Identify and share challenges with them. Engage them by taking critical inputs or solutions from them. They will feel as an important part of the team.
Engage them early, even if their work is not yet taken off in the project time line. It gives them some breathing space to creatively limber and be prepared with ideas and thoughts that they can bring in on a tight schedule.
If your disagree with their designs, do not criticize them. Instead challenge their solution by giving your counter argument on why it would not work. No one appreciates negative criticism but everyone respects and accepts rational debates.
Sometimes you need to cut a slack and focus on the critical issues. Designers tend to get bogged down by creative issues that you might not find critical. Instead of telling them to hurry things up, your should assist them plan design tasks based on criticality.
Balance your appreciation with criticism. Excess of both are not good for our product. You need to know when to balance things by adding the right amount. This is applicable even when things are going in the extreme ends (good or bad i,e).
Even if its not their concern, it sometimes feels good to share some insights with them to address certain issues. And vica versa, you should take inputs from them and if possible consider its application, and perhaps apply them. Its no rocket science that most of the times, if not always, experience teaches is more than books do.
Given them responsibilities and watch them become responsible. I am yet to see a designer who has not taken his responsibility seriously. They may not be good at taking big ones but when set in small sets, they tend to do wonders.
Acknowledge their contribution to the larger group in your organisation. They will appreciate it and also take pride in their work.
I guess the last point holds true for all of us too, doesn’t it?
Every product has a experience to offer. Be it a software or a hardware product. People dealing with industrial design will know better. Even the service industry has customer experience as the fulcrum of their service design. So, why then is it that software should be any different? Its used by people and they can be for personal consumption or business or exerprise objectives. What ever the purpose, there is a value proposition that the software offers to the user.
So how does one go about building a good experience for their product? The answer is actually quite simple in essense. Give them value proposition and a feeling that it was made keeping them in mind.
So what is valued by the user? There are various possible values that you can deliver.
Tailor-made for them
This is the icing on the cake. And this is where your product design tells a story. Remember the stories your mother or grandmother told you when you were a kid. Remember your excitement even when the same story got repeated again and again. why was it so? the story had the same ending, the moral was the same and the person telling you the story was also the same.
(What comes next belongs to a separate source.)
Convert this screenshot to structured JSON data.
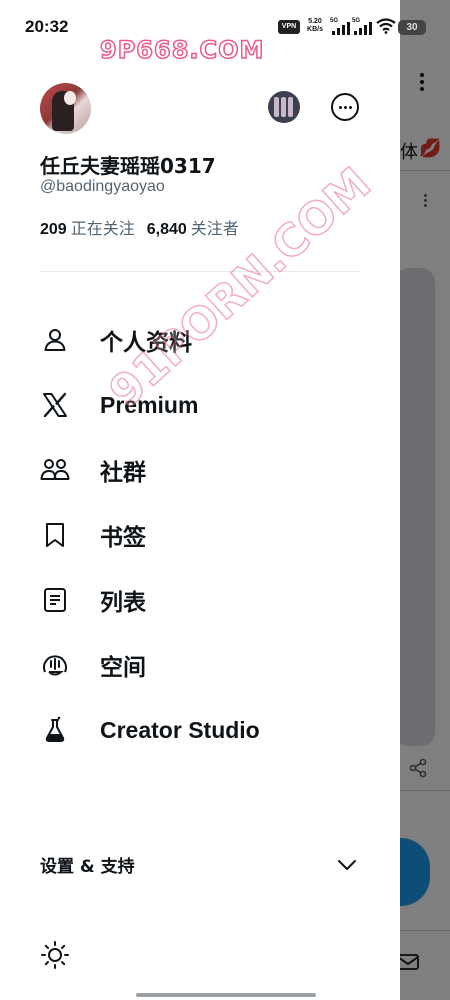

But the experience that you got from listening to the story never diminished in excitement or intrigue. That is the highlight of a good expeirence.